Before you complain that your WiFi is slow, think about the decades of innovation that went into it. WiFi wouldn't be possible without Austrian-born American film actress Hedy Lamarr, who grew bored of Hollywood and spent her time doing science experiments. In an effort to help the Allies during World War II, Hedy presented the US Navy with a patent on a spread-spectrum radio, which is seen as a precursor to today's WiFi.
With half a billion Harry Potter books printed in more than 70 languages worldwide, it's safe to say that a large portion of the human population has experienced the magical journey of the child wizard. Without Potter creator J.K. Rowling, we'd have a lot less magic in our lives, and perhaps the only story more compelling than the epic series is Rowling's own, which includes many hardships (she was once jobless and penniless, and even admits to having considered suicide), spans several countries, and continues to unfold.
Your morning coffee
The next time you prepare your coffee with a fresh filter, say cheers to Melitta Bentz. Thanks to the German housewife's invention, patented in 1908, we can sip our favourite blends without worrying about gross coffee grinds muddling up our mornings. In 1897, she invented the coffee filter using a piece of blotting paper from her son's school notebook.
If you find yourself changing a dirty diaper, distract yourself by thinking of Marion Donovan, inventor of the first disposable version. The US housewife was tired of coming into the nursery and finding a soggy diaper and damp sheets, so she set out to create a waterproof diaper. Though she patented her invention in 1951, she could never find a manufacturer to buy her design — the men at the companies didn't find it necessary.
Love sipping a cold beer on a hot day? While men may be the target demographic for most beer ads, we have women to thank for those tasty ales. According to research by British historian and award-winning writer Jane Peyton, the earliest evidence of beer in Britain dates back thousands of years, when beer was made within the home and women were the primary brewers.

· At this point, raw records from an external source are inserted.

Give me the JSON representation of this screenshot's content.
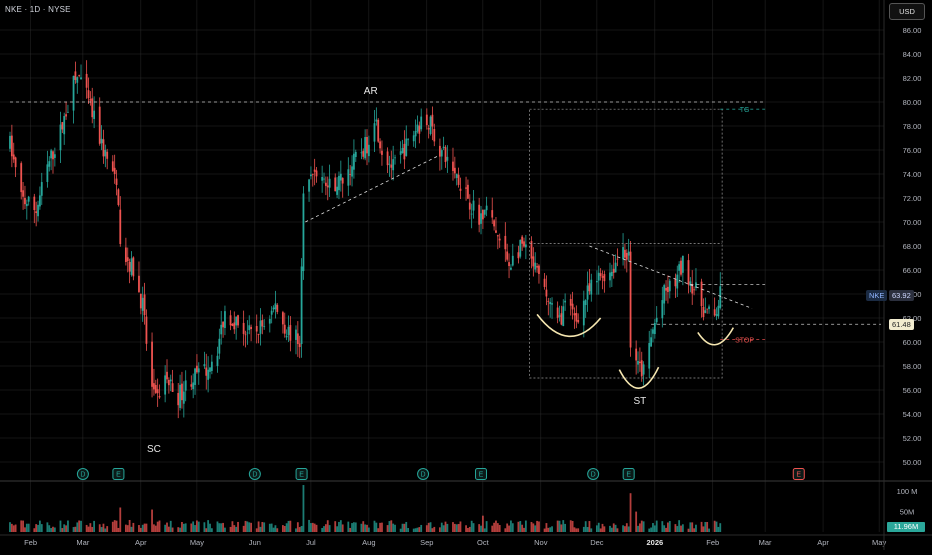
{
  "header": {
    "ticker_line": "NKE · 1D · NYSE",
    "currency": "USD"
  },
  "price_badges": {
    "symbol": "NKE",
    "last": "63.92",
    "level": "61.48"
  },
  "volume_last": "11.96M",
  "colors": {
    "up": "#26a69a",
    "down": "#ef5350",
    "annotation": "#f5e6b0",
    "target": "#26a69a",
    "stop": "#ef5350",
    "grid": "#2a2a2a"
  },
  "annotations": {
    "sc": "SC",
    "ar": "AR",
    "st": "ST",
    "tg": "TG",
    "stop": "STOP"
  },
  "event_markers": [
    {
      "label": "D",
      "kind": "dividend",
      "date": "2025-03-01"
    },
    {
      "label": "E",
      "kind": "earnings",
      "date": "2025-03-20"
    },
    {
      "label": "D",
      "kind": "dividend",
      "date": "2025-06-01"
    },
    {
      "label": "E",
      "kind": "earnings",
      "date": "2025-06-26"
    },
    {
      "label": "D",
      "kind": "dividend",
      "date": "2025-08-30"
    },
    {
      "label": "E",
      "kind": "earnings",
      "date": "2025-09-30"
    },
    {
      "label": "D",
      "kind": "dividend",
      "date": "2025-11-29"
    },
    {
      "label": "E",
      "kind": "earnings",
      "date": "2025-12-18"
    },
    {
      "label": "E",
      "kind": "earnings-upcoming",
      "date": "2026-03-19"
    }
  ],
  "chart_data": {
    "type": "candlestick",
    "title": "NKE · 1D · NYSE",
    "y_axis": {
      "side": "right",
      "unit": "USD",
      "min": 49,
      "max": 87,
      "ticks": [
        50,
        52,
        54,
        56,
        58,
        60,
        62,
        64,
        66,
        68,
        70,
        72,
        74,
        76,
        78,
        80,
        82,
        84,
        86
      ],
      "tick_labels": [
        "50.00",
        "52.00",
        "54.00",
        "56.00",
        "58.00",
        "60.00",
        "62.00",
        "64.00",
        "66.00",
        "68.00",
        "70.00",
        "72.00",
        "74.00",
        "76.00",
        "78.00",
        "80.00",
        "82.00",
        "84.00",
        "86.00"
      ]
    },
    "x_axis": {
      "ticks": [
        "2025-02-01",
        "2025-03-01",
        "2025-04-01",
        "2025-05-01",
        "2025-06-01",
        "2025-07-01",
        "2025-08-01",
        "2025-09-01",
        "2025-10-01",
        "2025-11-01",
        "2025-12-01",
        "2026-01-01",
        "2026-02-01",
        "2026-03-01",
        "2026-04-01",
        "2026-05-01"
      ],
      "tick_labels": [
        "Feb",
        "Mar",
        "Apr",
        "May",
        "Jun",
        "Jul",
        "Aug",
        "Sep",
        "Oct",
        "Nov",
        "Dec",
        "2026",
        "Feb",
        "Mar",
        "Apr",
        "May"
      ],
      "range": [
        "2025-01-21",
        "2026-05-02"
      ]
    },
    "volume_axis": {
      "tick_labels": [
        "100 M",
        "50M"
      ],
      "ticks": [
        100,
        50
      ],
      "max": 120,
      "unit": "M"
    },
    "price_path": [
      [
        "2025-01-21",
        76.5
      ],
      [
        "2025-01-27",
        72.0
      ],
      [
        "2025-02-04",
        71.0
      ],
      [
        "2025-02-10",
        74.5
      ],
      [
        "2025-02-17",
        77.5
      ],
      [
        "2025-02-24",
        81.5
      ],
      [
        "2025-02-27",
        82.2
      ],
      [
        "2025-03-05",
        79.5
      ],
      [
        "2025-03-12",
        76.0
      ],
      [
        "2025-03-17",
        74.0
      ],
      [
        "2025-03-20",
        72.0
      ],
      [
        "2025-03-21",
        68.0
      ],
      [
        "2025-03-28",
        66.0
      ],
      [
        "2025-04-02",
        63.0
      ],
      [
        "2025-04-04",
        60.0
      ],
      [
        "2025-04-07",
        56.0
      ],
      [
        "2025-04-09",
        55.0
      ],
      [
        "2025-04-14",
        57.0
      ],
      [
        "2025-04-21",
        55.5
      ],
      [
        "2025-04-28",
        57.0
      ],
      [
        "2025-05-05",
        57.5
      ],
      [
        "2025-05-12",
        59.5
      ],
      [
        "2025-05-16",
        62.5
      ],
      [
        "2025-05-23",
        61.5
      ],
      [
        "2025-05-30",
        60.5
      ],
      [
        "2025-06-06",
        61.5
      ],
      [
        "2025-06-12",
        63.0
      ],
      [
        "2025-06-18",
        61.0
      ],
      [
        "2025-06-25",
        60.0
      ],
      [
        "2025-06-27",
        72.0
      ],
      [
        "2025-07-03",
        74.5
      ],
      [
        "2025-07-10",
        73.0
      ],
      [
        "2025-07-17",
        73.5
      ],
      [
        "2025-07-24",
        75.0
      ],
      [
        "2025-07-31",
        76.5
      ],
      [
        "2025-08-04",
        79.0
      ],
      [
        "2025-08-08",
        76.0
      ],
      [
        "2025-08-14",
        74.5
      ],
      [
        "2025-08-20",
        76.0
      ],
      [
        "2025-08-27",
        78.0
      ],
      [
        "2025-09-02",
        78.5
      ],
      [
        "2025-09-08",
        76.0
      ],
      [
        "2025-09-15",
        74.5
      ],
      [
        "2025-09-22",
        72.5
      ],
      [
        "2025-09-29",
        70.0
      ],
      [
        "2025-10-02",
        71.5
      ],
      [
        "2025-10-08",
        69.0
      ],
      [
        "2025-10-15",
        66.5
      ],
      [
        "2025-10-22",
        68.0
      ],
      [
        "2025-10-29",
        66.0
      ],
      [
        "2025-11-05",
        63.5
      ],
      [
        "2025-11-10",
        61.5
      ],
      [
        "2025-11-14",
        63.0
      ],
      [
        "2025-11-20",
        62.0
      ],
      [
        "2025-11-26",
        64.0
      ],
      [
        "2025-12-03",
        65.5
      ],
      [
        "2025-12-09",
        66.0
      ],
      [
        "2025-12-15",
        68.0
      ],
      [
        "2025-12-18",
        67.0
      ],
      [
        "2025-12-19",
        60.0
      ],
      [
        "2025-12-22",
        58.0
      ],
      [
        "2025-12-26",
        57.5
      ],
      [
        "2025-12-31",
        61.0
      ],
      [
        "2026-01-06",
        64.0
      ],
      [
        "2026-01-12",
        65.0
      ],
      [
        "2026-01-16",
        66.5
      ],
      [
        "2026-01-22",
        64.5
      ],
      [
        "2026-01-28",
        62.5
      ],
      [
        "2026-02-02",
        62.0
      ],
      [
        "2026-02-05",
        63.9
      ]
    ],
    "levels": [
      {
        "label": "AR",
        "value": 80.0,
        "style": "dashed",
        "from": "2025-01-21",
        "to": "2026-03-01"
      },
      {
        "label": "TG",
        "value": 79.4,
        "style": "dashed",
        "from": "2026-02-05",
        "to": "2026-03-01"
      },
      {
        "label": "",
        "value": 64.8,
        "style": "dashed",
        "from": "2026-01-20",
        "to": "2026-03-01"
      },
      {
        "label": "",
        "value": 61.48,
        "style": "dashed",
        "from": "2025-12-30",
        "to": "2026-05-02"
      },
      {
        "label": "STOP",
        "value": 60.2,
        "style": "dashed",
        "from": "2026-02-05",
        "to": "2026-03-01"
      }
    ],
    "trendlines": [
      {
        "from": [
          "2025-06-28",
          70.0
        ],
        "to": [
          "2025-09-07",
          75.5
        ]
      },
      {
        "from": [
          "2025-11-27",
          68.0
        ],
        "to": [
          "2026-02-22",
          62.8
        ]
      }
    ],
    "range_box": {
      "from": "2025-10-26",
      "to": "2026-02-06",
      "top": 79.4,
      "bottom": 57.0,
      "mid": 68.2
    },
    "labels": [
      {
        "text": "SC",
        "date": "2025-04-08",
        "value": 51.1
      },
      {
        "text": "AR",
        "date": "2025-08-02",
        "value": 80.9
      },
      {
        "text": "ST",
        "date": "2025-12-24",
        "value": 55.1
      },
      {
        "text": "TG",
        "date": "2026-02-18",
        "value": 79.4
      },
      {
        "text": "STOP",
        "date": "2026-02-18",
        "value": 60.2
      }
    ],
    "arcs": [
      {
        "from": [
          "2025-10-30",
          62.3
        ],
        "to": [
          "2025-12-03",
          62.0
        ],
        "depth": 2.0
      },
      {
        "from": [
          "2025-12-13",
          57.7
        ],
        "to": [
          "2026-01-03",
          57.9
        ],
        "depth": 2.0
      },
      {
        "from": [
          "2026-01-24",
          60.8
        ],
        "to": [
          "2026-02-12",
          61.2
        ],
        "depth": 1.4
      }
    ]
  }
}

Though we don't know who came up with the original brush or comb, we do know who patented the first hairbrush, and it was — you guessed it — a woman. Lyda Newman, an African-American woman living in New York at the time of her invention, pioneered the use of synthetic bristles with her patent filed in 1898.
Love it or hate it, no one can argue that Monopoly has staying power. The game was invented by a woman, but a man took the credit. Elizabeth "Lizzie" Magie came up with the first version, patenting it in 1903, and 30 years later, Charles Darrow would take Magie's idea, tweaking it to be more similar to the game we know today. He sold it to Parker Brothers in 1935.